The last couple of weeks has brought us some varying news about three of the most compelling figures from the last twenty years in sports. It all demonstrates that even famous and accomplished athletes are not immune from age, injury or the realities of life.
Serena Williams is Expecting: In what I consider exciting news, twenty-three time singles Grand Slam tournament winner and thirty-five year old Serena Williams announced last week that she is pregnant and will miss the rest of the 2017 tennis season. I don't know her personally, but through the years I have come to have enormous respect for her in the way she graciously conducts herself off the court, as well as the way she performs on it. Her talent is immense, and along with Tiger Woods, I consider them the two greatest individual sport athletes this country has produced. Serena is arguably the greatest female athlete in history. I'm thrilled that she will be a parent, and am curious what her path will be over the next couple of years. Will she choose to return to competitive tennis, looking to eclipse Margaret Court's 24 Grand Slam singles titles? Or will her current open-era record be good enough to send her off into a period of parenthood and post-playing activities? Either way, up to this point, she's certainly earned the option to do whatever she pleases without criticism from any quarters. Many athletes of her gender have chosen to leave their sports behind, but several did not. Kerrie Walsh won an Olympic gold medal in beach volleyball, Evonne Goolagong won a tennis U.S. Open and Nancy Lopez continued to compete in golf following the birth of their children. Will she be as driven, be able to compete at the same high level and possibly get those two Grand Slams? I tend to believe that age, not her gender or childbearing, will be the biggest obstacle. But if she can take a year or so off and play at Wimbledon and Flushing Meadows in 2018, I won't be betting against her chances for victory.

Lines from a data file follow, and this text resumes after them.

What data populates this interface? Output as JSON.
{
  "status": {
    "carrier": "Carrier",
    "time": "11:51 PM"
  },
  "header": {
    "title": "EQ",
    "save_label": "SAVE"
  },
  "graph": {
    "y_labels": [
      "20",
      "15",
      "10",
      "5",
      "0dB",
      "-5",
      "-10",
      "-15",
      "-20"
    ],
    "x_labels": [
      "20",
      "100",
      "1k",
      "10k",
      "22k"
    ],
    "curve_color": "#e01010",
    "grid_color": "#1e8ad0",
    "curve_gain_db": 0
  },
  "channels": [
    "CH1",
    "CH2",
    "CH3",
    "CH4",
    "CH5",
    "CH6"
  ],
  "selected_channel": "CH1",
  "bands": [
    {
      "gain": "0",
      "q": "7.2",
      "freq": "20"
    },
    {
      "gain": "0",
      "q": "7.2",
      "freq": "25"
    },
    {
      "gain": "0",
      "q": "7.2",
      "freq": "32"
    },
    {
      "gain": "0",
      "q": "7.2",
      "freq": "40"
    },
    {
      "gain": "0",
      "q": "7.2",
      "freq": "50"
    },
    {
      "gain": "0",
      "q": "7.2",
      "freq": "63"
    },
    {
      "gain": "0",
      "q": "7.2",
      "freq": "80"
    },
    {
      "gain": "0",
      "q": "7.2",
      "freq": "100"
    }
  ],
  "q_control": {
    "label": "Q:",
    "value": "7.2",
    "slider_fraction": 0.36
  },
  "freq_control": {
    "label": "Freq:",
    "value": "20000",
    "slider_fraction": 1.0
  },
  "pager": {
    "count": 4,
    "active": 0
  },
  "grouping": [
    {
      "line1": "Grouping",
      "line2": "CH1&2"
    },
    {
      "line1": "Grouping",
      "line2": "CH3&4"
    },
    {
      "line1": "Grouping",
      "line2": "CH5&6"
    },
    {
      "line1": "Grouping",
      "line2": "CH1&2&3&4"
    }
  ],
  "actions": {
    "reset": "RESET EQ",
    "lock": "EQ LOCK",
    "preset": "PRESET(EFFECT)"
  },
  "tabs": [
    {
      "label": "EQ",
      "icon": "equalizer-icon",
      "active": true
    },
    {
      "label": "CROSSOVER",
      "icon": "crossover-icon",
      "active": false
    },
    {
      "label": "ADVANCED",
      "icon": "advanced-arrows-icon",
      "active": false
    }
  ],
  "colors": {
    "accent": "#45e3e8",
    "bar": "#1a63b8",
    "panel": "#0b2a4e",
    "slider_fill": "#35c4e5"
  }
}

Is Tiger Done? After a fourth surgery on his back, fourteen time major tournament winner Tiger Woods is again sidelined for an extensive period of time. Most experts agree that it will take about six months of recovery and rehabilitation for Woods to return to playing golf, competitive or otherwise. The big questions remain: Will he be able to compete and will he want to compete, even if he's able? Who really knows? At the age of 41, it's highly unlikely that we will see Woods add to his major victory total, making Nicklaus' record of eighteen safe for the foreseeable future. Of current players, only Rory McIlroy is probably in a position to challenge the record. Sorry Jordan Spieth fans, but I just don't see it happening. I haven't seen the singularity of focus on the golf course from any of the current top golfers that both Nicklaus and Woods displayed in their prime. It's unfortunate that we haven't seen much of Tiger since a great 2013 season. It's my suspicion that outside of assistant and eventual head captains' roles at Ryder and President Cups, we've likely seen the last of him in an active role at a competitive golf event. But if it is the end, it's the end of one of the greatest runs in sports history. Not only did Tiger Woods win in ridiculous and exciting fashion, he transformed the game in the process. Who else but Tiger Woods could have forced Augusta National to significantly alter their beloved golf course? No one, that's who.

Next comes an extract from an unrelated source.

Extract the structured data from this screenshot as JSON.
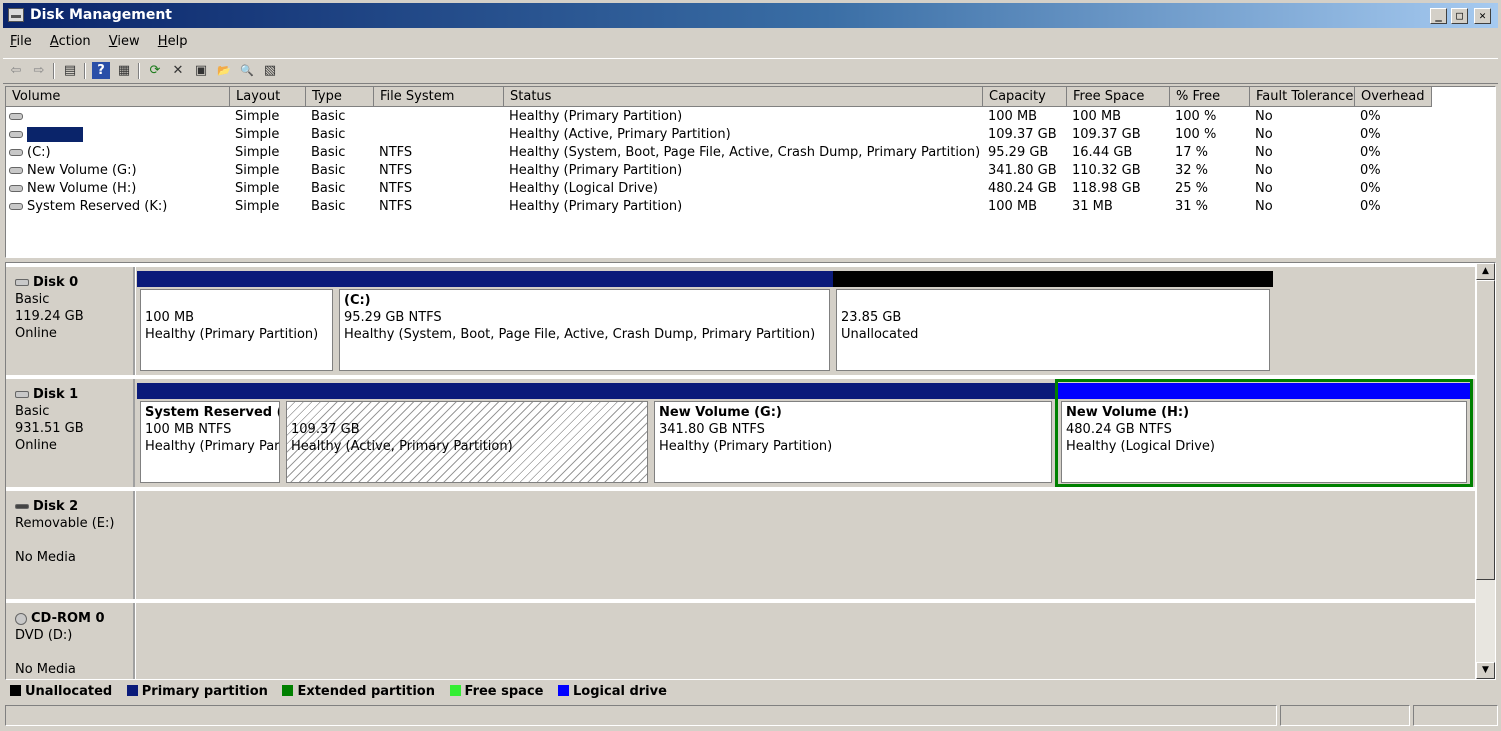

Fan Fave, Link to the Past: Dale Earnhardt, Jr. never won a Winston/Sprint/Whatever the Cup is called now title in his over twenty years of NASCAR racing. But he carried the name of one of the greats of the sport. Since Sr.'s death at Daytona over sixteen years ago, Jimmy Johnson has dominated on the track, but Dale Jr. has dominated in the stands and on the various networks that have carried the sports' races. Earlier this week, Jr. announced that this season would be his last. He sat out most of last year with effects from concussions and came back this season looking to be competitive again for Hendrick Motorsports. However, a series of DNF's, disappointing finishes and concern for his long-term health prompted his decision to leave the driving to younger guys with a passion for racing. I can't help but speculate that his father's death behind the wheel at Daytona in 2001 and Junior's recent marriage had to play a part in his choice. After all, he's a car owner, so he won't be leaving the sport he loves and grew up on. The bigger question is, in a crowded sports landscape, can NASCAR withstand the retirement of yet another popular driver?
Hear my recent interview with legendary sports agent Leigh Steinberg,

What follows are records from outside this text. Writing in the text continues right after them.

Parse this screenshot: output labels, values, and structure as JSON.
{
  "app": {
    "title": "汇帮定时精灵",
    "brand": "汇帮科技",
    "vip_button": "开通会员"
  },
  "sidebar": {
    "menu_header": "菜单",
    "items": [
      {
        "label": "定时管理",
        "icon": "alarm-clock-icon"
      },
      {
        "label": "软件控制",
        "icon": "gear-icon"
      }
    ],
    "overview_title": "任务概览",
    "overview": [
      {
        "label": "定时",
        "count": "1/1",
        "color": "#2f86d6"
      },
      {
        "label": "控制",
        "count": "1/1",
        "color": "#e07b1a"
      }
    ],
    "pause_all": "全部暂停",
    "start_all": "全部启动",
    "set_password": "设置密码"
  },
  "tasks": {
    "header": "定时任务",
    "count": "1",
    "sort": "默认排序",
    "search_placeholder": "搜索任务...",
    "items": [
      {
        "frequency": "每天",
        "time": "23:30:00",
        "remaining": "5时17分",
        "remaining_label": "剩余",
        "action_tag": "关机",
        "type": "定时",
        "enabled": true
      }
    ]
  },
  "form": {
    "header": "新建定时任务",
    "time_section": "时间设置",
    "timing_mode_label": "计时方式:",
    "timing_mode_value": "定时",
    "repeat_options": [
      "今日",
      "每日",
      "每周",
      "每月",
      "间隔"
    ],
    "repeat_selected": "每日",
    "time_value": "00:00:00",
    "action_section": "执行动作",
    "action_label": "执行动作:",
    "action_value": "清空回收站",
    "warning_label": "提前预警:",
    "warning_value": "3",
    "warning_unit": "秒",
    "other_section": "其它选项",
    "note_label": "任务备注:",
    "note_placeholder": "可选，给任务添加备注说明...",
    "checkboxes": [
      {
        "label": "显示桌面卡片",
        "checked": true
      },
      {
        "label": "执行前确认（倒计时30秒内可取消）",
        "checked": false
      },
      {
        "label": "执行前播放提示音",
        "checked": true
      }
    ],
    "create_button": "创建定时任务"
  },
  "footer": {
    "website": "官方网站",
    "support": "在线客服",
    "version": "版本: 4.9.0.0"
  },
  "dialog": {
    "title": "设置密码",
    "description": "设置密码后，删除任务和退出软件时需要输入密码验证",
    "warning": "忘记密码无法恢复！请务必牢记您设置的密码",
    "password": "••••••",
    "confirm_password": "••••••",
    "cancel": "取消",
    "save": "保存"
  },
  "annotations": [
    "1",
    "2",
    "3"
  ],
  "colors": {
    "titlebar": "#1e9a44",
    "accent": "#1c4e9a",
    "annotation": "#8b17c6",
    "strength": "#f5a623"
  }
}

where we discussed his agency, concussions, franchise relocation and
philanthropy at http://thechtonsports.com/cold-hard-truth-sports-radio-show-1242017/
listen to our conversation with author and sports journalist Mike
Carey, as we discussed his latest book "Bad News" about Marvin Barnes
and reminisced about Mike's coverage of the Boston Celtics during their
glory years with Larry Bird, Kevin McHale, Danny Ainge and Robert
Don't forget to check out my new book, "Offsetting Penalties - A PK Frazier Novel" at Amazon.com and listen to me Friday's at 8:40 am EDT/ 7:40 am CDT on Lou in the Morning, streaming live on www.WPFLradio.com, 105.1 FM. Also check out www.thechtonsports.com for our podcasts and live broadcast on Tuesday's at 8:30 pm EST. I can also be reached via email at email@example.com.